■ ENTRIES SUPPLIED ■
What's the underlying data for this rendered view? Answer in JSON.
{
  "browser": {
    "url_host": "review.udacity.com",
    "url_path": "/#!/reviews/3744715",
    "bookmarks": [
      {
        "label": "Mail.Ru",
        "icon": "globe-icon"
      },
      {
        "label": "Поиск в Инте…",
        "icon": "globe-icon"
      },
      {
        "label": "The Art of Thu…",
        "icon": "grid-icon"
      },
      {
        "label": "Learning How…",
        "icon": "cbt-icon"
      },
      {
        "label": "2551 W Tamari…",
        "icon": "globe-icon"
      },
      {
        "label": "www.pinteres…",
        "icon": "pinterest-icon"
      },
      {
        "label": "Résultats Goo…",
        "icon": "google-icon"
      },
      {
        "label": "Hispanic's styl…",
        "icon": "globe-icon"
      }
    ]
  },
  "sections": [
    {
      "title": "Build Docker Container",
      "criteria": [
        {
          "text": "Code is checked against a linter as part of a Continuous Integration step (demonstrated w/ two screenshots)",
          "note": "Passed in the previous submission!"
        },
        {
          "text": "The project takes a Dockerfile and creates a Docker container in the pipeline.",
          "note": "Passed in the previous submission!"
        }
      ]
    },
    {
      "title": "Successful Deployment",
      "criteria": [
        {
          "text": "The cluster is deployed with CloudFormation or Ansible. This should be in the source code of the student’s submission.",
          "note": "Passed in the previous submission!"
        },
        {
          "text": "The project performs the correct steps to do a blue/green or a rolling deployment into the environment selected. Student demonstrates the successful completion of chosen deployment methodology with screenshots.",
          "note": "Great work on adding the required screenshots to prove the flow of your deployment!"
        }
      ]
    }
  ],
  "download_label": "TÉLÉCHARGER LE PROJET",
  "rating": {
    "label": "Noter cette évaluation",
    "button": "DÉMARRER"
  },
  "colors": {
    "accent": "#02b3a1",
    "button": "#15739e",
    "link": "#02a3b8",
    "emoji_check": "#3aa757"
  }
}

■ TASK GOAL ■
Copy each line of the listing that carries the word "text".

■ REPLY TO THE TASK ■
          "text": "Code is checked against a linter as part of a Continuous Integration step (demonstrated w/ two screenshots)",
          "text": "The project takes a Dockerfile and creates a Docker container in the pipeline.",
          "text": "The cluster is deployed with CloudFormation or Ansible. This should be in the source code of the student’s submission.",
          "text": "The project performs the correct steps to do a blue/green or a rolling deployment into the environment selected. Student demonstrates the successful completion of chosen deployment methodology with screenshots.",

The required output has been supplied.